Your task | Within the records that follow, find every line containing the string "correction". Copy those lines.

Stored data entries

╔══

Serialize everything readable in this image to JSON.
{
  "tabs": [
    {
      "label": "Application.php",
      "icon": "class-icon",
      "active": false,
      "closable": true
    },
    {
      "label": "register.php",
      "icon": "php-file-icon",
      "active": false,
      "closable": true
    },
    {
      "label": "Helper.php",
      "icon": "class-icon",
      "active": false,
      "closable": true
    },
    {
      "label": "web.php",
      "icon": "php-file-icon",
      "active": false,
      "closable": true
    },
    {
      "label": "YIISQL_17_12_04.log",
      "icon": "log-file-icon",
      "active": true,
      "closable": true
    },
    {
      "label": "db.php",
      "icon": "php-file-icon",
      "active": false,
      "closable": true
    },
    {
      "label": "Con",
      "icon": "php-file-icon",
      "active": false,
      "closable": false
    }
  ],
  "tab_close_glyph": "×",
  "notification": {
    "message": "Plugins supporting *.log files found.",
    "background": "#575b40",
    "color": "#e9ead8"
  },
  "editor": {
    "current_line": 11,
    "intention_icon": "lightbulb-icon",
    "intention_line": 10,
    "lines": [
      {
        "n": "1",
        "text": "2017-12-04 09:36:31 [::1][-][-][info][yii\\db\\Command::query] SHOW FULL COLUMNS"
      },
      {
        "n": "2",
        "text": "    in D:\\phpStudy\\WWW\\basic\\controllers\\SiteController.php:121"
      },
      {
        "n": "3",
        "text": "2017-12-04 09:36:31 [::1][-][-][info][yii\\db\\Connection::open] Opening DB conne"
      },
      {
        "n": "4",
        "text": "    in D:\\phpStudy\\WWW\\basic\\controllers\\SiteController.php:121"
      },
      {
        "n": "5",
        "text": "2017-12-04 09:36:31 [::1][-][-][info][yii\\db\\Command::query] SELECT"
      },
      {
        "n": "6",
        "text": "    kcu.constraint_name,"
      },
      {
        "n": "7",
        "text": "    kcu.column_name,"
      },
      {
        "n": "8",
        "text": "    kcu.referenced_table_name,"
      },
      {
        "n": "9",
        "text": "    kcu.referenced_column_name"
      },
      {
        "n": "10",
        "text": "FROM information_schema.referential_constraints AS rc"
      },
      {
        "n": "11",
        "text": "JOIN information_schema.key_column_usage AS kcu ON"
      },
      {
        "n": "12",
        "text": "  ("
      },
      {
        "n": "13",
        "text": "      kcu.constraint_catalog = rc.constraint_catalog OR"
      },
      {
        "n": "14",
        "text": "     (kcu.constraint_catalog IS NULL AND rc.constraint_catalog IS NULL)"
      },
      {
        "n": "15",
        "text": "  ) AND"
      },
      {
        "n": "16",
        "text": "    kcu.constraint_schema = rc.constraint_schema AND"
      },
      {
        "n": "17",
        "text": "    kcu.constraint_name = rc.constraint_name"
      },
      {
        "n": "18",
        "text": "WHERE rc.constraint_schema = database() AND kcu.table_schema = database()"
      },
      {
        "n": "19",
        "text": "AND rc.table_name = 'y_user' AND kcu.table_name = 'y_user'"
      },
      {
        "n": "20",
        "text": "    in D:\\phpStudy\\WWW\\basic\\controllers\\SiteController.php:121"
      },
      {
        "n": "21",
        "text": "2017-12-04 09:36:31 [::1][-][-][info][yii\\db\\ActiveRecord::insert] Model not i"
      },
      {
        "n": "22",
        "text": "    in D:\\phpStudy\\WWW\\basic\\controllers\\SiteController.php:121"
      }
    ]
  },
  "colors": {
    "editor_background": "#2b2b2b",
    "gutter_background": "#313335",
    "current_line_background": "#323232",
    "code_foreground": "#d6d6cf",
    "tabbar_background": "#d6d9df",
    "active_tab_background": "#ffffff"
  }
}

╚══
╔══

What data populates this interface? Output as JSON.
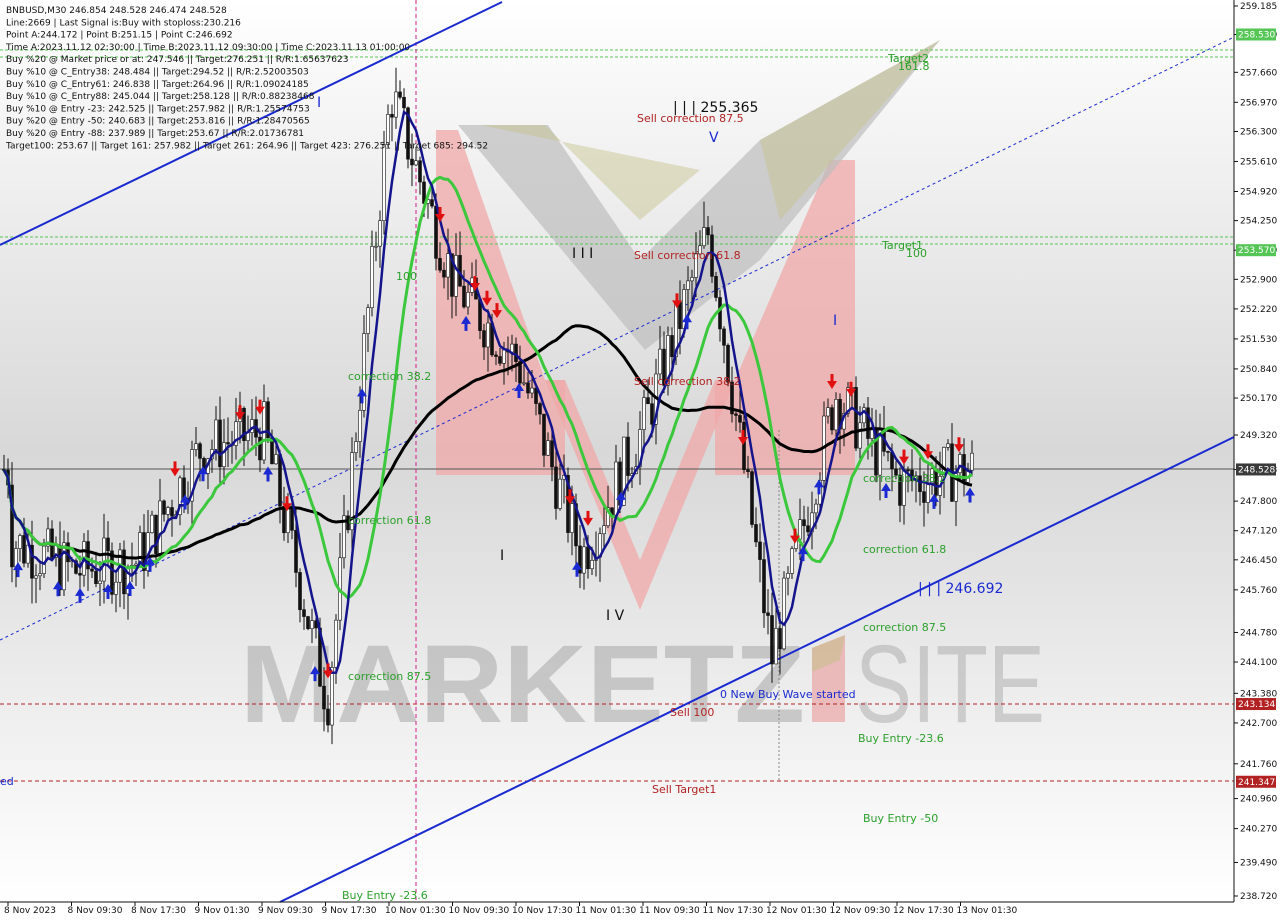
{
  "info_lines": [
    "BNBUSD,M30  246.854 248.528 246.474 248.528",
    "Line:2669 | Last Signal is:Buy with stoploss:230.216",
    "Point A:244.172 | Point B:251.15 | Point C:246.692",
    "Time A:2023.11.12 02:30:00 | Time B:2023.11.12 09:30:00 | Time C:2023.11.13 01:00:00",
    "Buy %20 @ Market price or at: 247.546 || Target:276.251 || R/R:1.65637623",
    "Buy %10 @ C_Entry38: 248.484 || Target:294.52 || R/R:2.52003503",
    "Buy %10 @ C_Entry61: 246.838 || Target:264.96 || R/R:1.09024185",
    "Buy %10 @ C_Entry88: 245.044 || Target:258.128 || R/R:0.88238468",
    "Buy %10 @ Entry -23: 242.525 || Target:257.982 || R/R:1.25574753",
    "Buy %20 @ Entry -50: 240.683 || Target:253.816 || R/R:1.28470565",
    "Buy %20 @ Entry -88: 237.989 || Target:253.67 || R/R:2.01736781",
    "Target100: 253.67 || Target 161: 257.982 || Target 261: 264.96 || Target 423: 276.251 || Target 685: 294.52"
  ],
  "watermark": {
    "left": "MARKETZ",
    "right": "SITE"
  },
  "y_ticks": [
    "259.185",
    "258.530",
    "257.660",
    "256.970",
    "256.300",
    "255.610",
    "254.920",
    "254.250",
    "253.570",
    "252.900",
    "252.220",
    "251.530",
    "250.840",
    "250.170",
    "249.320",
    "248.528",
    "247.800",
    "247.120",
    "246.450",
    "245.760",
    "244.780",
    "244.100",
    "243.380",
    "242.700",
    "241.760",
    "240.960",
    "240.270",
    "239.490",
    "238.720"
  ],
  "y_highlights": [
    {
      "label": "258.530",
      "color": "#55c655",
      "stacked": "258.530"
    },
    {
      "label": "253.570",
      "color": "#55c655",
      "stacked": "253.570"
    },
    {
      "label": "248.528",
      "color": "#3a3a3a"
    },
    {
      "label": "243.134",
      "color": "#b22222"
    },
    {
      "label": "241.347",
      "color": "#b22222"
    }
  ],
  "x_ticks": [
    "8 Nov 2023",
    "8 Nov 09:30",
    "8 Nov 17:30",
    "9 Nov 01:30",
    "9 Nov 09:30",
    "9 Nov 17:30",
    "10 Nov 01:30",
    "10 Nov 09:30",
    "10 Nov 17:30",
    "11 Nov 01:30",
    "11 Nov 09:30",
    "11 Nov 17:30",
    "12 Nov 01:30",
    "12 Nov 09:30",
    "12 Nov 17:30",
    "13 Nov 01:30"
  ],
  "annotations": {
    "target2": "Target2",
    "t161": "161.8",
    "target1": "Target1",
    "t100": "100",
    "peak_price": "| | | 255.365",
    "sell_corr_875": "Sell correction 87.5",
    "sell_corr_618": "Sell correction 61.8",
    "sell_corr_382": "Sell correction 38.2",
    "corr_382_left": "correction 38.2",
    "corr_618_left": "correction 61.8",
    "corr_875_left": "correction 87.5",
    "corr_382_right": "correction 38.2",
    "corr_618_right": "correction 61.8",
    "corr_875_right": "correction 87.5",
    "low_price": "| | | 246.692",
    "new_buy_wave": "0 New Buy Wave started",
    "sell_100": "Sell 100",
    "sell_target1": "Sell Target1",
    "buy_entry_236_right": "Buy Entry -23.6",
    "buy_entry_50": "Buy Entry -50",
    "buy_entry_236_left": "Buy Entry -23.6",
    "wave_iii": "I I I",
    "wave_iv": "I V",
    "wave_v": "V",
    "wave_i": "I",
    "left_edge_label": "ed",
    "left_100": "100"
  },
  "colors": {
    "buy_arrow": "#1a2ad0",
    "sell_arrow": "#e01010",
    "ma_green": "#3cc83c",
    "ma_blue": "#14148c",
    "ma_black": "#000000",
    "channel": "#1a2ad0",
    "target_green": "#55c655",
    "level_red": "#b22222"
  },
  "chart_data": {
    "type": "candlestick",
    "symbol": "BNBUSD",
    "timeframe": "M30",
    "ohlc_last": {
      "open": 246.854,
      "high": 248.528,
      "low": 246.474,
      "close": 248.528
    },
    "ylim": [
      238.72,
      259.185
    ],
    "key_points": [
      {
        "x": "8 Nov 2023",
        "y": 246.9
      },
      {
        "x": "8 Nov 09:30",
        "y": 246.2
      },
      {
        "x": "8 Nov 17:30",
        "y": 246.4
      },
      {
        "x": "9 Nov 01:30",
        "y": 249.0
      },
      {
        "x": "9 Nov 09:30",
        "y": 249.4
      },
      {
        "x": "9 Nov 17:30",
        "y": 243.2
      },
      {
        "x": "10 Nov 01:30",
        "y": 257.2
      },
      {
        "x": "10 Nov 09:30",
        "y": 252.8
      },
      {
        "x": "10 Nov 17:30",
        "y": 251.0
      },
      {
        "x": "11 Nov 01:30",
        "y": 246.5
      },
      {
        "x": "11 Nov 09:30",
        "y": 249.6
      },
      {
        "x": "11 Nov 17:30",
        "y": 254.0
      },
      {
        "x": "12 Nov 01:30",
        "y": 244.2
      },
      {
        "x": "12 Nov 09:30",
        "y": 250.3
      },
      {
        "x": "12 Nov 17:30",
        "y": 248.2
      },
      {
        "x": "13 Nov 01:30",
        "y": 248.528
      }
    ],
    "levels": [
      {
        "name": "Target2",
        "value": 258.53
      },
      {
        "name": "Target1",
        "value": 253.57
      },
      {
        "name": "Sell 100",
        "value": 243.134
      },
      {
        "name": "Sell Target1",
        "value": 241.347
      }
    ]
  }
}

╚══
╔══

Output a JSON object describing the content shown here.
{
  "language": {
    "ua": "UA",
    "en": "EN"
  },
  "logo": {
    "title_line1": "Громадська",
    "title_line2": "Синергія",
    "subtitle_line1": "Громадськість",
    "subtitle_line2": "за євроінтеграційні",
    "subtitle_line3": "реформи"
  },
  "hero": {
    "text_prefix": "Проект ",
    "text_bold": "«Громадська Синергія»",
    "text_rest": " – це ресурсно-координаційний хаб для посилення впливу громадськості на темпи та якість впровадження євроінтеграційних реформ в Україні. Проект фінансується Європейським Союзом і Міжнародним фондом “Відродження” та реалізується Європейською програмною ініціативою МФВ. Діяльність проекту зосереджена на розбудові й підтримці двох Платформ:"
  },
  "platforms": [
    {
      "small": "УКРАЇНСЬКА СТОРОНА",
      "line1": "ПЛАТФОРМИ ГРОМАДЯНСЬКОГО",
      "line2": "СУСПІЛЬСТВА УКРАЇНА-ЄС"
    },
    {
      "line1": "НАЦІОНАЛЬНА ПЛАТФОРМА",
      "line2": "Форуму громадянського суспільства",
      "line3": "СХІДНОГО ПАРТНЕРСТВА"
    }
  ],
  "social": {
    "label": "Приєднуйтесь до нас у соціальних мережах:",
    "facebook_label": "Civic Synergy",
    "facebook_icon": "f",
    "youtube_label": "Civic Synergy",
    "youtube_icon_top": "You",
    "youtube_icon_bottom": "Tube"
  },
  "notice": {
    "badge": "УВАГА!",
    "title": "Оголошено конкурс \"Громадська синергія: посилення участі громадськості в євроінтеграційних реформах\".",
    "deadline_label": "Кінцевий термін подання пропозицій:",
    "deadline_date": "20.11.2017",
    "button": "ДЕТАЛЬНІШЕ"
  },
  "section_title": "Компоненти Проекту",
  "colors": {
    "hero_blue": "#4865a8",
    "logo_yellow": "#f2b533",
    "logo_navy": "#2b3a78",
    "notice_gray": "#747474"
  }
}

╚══

Answer |
    "sell_corr_875": "Sell correction 87.5",
    "sell_corr_618": "Sell correction 61.8",
    "sell_corr_382": "Sell correction 38.2",
    "corr_382_left": "correction 38.2",
    "corr_618_left": "correction 61.8",
    "corr_875_left": "correction 87.5",
    "corr_382_right": "correction 38.2",
    "corr_618_right": "correction 61.8",
    "corr_875_right": "correction 87.5",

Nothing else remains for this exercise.